Guest column/Rural America needs broadband to survive
During the last six months, the United States has seen various forms of lockdown as we have worked to slow the spread of the COVID-19 virus. These uncertain times have led many of us to make changes in the way we work, learn and communicate. Many of these changes have been facilitated by the Internet, as applications like Zoom have become invaluable tools for teaching our kids, business collaboration with co-workers, getting health care advice from medical experts and social interaction with friends and family. But for the surprising number of rural Americans who have no reliable Internet connection at home, these past few months have posed unprecedented challenges, and with every passing day, these Americans are falling behind in access to health care, education, and economic opportunity.

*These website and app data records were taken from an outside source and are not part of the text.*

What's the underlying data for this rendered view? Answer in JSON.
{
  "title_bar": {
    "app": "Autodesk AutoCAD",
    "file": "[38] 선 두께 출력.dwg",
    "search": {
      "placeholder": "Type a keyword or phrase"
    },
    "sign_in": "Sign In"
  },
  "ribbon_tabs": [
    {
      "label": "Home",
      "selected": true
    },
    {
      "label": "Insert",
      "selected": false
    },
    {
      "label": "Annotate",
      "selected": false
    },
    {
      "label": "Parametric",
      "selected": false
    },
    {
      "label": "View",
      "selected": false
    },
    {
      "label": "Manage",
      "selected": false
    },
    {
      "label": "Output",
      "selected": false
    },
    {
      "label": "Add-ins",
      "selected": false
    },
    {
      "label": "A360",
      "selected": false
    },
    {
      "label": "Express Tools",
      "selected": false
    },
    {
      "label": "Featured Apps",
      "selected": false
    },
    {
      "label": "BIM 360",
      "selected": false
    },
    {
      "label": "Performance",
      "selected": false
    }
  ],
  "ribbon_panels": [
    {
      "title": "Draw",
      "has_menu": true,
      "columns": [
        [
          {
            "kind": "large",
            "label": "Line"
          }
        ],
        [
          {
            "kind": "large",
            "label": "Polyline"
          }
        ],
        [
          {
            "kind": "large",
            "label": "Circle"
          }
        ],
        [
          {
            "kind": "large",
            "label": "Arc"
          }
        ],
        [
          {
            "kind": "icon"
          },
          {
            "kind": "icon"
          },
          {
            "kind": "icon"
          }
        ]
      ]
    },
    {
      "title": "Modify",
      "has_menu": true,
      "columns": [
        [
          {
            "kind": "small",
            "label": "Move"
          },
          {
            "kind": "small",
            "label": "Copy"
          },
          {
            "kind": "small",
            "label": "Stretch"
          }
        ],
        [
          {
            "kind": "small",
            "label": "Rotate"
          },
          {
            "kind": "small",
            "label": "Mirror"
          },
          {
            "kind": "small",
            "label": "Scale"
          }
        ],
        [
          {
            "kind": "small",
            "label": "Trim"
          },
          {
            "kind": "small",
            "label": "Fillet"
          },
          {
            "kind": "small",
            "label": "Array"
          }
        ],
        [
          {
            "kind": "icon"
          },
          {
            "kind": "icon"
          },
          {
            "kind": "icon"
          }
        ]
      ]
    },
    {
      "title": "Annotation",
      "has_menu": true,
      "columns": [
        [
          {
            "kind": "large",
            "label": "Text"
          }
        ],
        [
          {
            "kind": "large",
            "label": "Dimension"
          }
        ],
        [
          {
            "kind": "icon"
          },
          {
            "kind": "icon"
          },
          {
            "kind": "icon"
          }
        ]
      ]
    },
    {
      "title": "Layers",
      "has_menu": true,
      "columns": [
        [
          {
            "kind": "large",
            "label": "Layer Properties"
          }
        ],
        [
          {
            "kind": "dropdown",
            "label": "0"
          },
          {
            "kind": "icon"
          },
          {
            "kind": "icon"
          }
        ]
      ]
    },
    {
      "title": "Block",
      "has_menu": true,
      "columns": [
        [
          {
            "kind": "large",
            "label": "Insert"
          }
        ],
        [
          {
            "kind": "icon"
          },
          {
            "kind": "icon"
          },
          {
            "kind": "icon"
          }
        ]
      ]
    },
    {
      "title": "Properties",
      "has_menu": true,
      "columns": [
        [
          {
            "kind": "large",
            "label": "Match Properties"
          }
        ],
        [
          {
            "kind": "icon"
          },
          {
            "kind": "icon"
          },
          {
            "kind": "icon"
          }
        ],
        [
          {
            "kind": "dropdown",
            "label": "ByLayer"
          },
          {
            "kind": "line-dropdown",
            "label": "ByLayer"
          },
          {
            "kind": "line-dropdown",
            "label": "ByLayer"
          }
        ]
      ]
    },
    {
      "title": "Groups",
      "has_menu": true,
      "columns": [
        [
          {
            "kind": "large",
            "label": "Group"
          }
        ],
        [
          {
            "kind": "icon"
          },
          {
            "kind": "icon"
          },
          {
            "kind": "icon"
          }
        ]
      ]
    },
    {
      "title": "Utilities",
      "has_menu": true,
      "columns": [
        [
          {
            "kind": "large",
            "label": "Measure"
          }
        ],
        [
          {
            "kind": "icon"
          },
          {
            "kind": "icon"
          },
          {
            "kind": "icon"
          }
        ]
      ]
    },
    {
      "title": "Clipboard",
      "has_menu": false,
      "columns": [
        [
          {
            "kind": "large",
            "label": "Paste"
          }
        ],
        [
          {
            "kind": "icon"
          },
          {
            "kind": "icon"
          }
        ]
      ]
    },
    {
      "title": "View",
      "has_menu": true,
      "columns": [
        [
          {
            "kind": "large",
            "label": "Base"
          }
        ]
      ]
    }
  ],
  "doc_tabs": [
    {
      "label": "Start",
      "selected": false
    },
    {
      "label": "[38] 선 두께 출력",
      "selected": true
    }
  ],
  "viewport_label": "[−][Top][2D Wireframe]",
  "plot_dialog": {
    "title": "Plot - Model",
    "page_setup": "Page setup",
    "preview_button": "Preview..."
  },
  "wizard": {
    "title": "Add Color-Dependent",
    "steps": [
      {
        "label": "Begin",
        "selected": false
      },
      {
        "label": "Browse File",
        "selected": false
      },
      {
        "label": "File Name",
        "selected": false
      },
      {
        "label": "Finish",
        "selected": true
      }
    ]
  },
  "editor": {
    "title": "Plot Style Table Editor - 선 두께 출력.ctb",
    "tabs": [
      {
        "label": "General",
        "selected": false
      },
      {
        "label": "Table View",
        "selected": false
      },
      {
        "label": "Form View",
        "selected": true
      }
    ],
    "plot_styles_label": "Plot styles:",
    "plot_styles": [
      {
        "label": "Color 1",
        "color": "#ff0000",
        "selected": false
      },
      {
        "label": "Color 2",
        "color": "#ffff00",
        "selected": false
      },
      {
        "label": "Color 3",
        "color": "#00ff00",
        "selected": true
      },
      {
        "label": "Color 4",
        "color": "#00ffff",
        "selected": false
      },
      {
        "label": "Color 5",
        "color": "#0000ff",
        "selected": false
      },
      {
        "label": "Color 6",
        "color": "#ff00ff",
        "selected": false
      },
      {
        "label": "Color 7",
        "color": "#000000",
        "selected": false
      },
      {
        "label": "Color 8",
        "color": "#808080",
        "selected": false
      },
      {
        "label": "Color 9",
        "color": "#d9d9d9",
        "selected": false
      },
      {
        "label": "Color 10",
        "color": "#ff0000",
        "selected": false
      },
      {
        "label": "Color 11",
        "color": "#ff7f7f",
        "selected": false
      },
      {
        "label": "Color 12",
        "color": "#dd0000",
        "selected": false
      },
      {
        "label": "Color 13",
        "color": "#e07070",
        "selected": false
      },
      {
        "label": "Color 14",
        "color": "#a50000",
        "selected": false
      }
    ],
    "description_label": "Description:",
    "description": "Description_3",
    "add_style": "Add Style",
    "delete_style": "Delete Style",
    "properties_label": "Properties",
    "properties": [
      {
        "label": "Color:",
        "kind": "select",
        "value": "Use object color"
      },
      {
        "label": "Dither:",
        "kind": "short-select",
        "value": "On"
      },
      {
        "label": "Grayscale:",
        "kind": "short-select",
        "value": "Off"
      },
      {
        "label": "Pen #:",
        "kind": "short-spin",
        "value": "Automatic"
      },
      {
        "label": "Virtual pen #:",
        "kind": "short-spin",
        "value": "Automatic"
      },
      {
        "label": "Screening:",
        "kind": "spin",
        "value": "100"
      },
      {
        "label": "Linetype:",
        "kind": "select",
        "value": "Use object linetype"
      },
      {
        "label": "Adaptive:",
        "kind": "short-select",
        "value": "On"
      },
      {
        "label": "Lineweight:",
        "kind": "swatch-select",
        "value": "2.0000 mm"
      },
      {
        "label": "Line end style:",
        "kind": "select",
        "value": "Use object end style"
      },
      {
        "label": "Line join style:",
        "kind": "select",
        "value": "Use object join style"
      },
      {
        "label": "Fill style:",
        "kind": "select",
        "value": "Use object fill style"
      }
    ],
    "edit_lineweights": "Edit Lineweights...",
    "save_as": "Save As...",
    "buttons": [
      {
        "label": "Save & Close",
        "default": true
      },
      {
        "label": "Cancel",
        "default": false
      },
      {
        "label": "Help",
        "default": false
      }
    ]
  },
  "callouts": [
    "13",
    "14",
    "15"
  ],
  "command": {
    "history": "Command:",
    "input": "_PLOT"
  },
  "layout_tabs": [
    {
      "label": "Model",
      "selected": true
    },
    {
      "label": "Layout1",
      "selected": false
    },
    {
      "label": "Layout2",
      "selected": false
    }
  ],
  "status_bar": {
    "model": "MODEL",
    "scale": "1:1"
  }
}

I have been a longtime advocate for expanding access to the Internet because we know a lack of coverage remains a problem in parts of Ohio. While 99.3 percent of Ohioans in urban areas have access to Internet, in Ohio’s nine largest cities, there remain 190,000 people with no such access. In rural Ohio, things are much worse. According to the Federal Communications Commission, only 78.3 percent of rural Ohioans have Internet access. In all, more than 615,000 Ohioans and 18 million Americans nationwide are still unable to access high-speed Internet on a regular basis. Some of these individuals do reside in urban areas, and expanding broadband access for all Americans should be an important priority. But while many of the problems posed by the lack of widespread rural broadband infrastructure predate this crisis, the pandemic has either cut off or limited access that many rural Americans have to a few sources of speedy Internet, like public libraries and schools.
This is an unsustainable situation, and the urgency of the moment means that now is the time to remove as much bureaucratic red tape as possible and incentivize Internet service providers to build out their networks in the countryside. As part of our commitment to ensuring Americans have the resources they need to weather the storm of the coronavirus pandemic, the federal government must invest in expanding broadband access to rural parts of America, so that no American is unable to speak to a doctor, attend an online class or order medicine for a loved one for simple lack of a stable Internet connection.
Recently, I introduced the bipartisan, bicameral legislation called the Rural Broadband Acceleration Act to do just that. This fall, the FCC will begin implementing its $20.4 billion Rural Digital Opportunity Fund to go toward building rural broadband networks. The Rural Broadband Acceleration Act will speed up the spread of Internet access by authorizing the FCC to quickly get this money to ISPs that commit to building out infrastructure within six months and start providing service within a year.
By speeding up the distribution of rural broadband funds, the Rural Broadband Acceleration Act provides immediate and lasting benefits to our rural areas. It will quicken the development of about 130 existing rural broadband projects that combined will provide more than 3 million households with high-speed Internet across more than 400,000 miles of Internet fiber cables and employ thousands of workers.
In Ohio, it stands to provide hundreds of thousands of rural households with the same level of high-speed Internet access as enjoyed by those in cities. It will also enable new projects proposed by trusted and reliable ISPs to be green-lit and funded, meaning that our rural broadband network will continue to expand at this accelerated rate into the future. And, once in place, the economic, educational, and social benefits of broadband are immeasurable. While this legislation was prompted by the immediate needs of the coronavirus pandemic, the positive changes it will bring to our rural communities will last for generations.
We can make other changes to existing laws to promote rural broadband as well. Some heavily rural Ohio counties have sought to use the state and local funding provided by the bipartisan C.A.R.E.S. Act that Congress passed in March to invest in large-scale broadband projects, only to learn that these funds must be spent by the end of the year — far too soon for a broadband project to be completed. I believe we should fix this by putting in place an extension for C.A.R.E.S. Act funds that are being used on rural broadband projects.
Crises bring with them challenges and opportunities. While many rural Americans are struggling to adapt to the increasingly online COVID-19 era, the unprecedented steps Congress has taken to respond to this crisis means that the time is now to push for a rapid and comprehensive expansion of rural broadband access. As Congress works to negotiate a new coronavirus rescue package, I believe the Rural Broadband Acceleration Act should be included as part of any new legislation.
This bipartisan bill will directly respond to a major challenge facing our rural communities and put millions of Americans on a path toward a more prosperous future. COVID-19 has underscored how the Internet plays a role in everything from business to health care. Let’s pass the Rural Broadband Acceleration Act so that all Americans can stay connected during this crisis.
(Portman, a Republican, represents Ohio in the U.S. Senate.)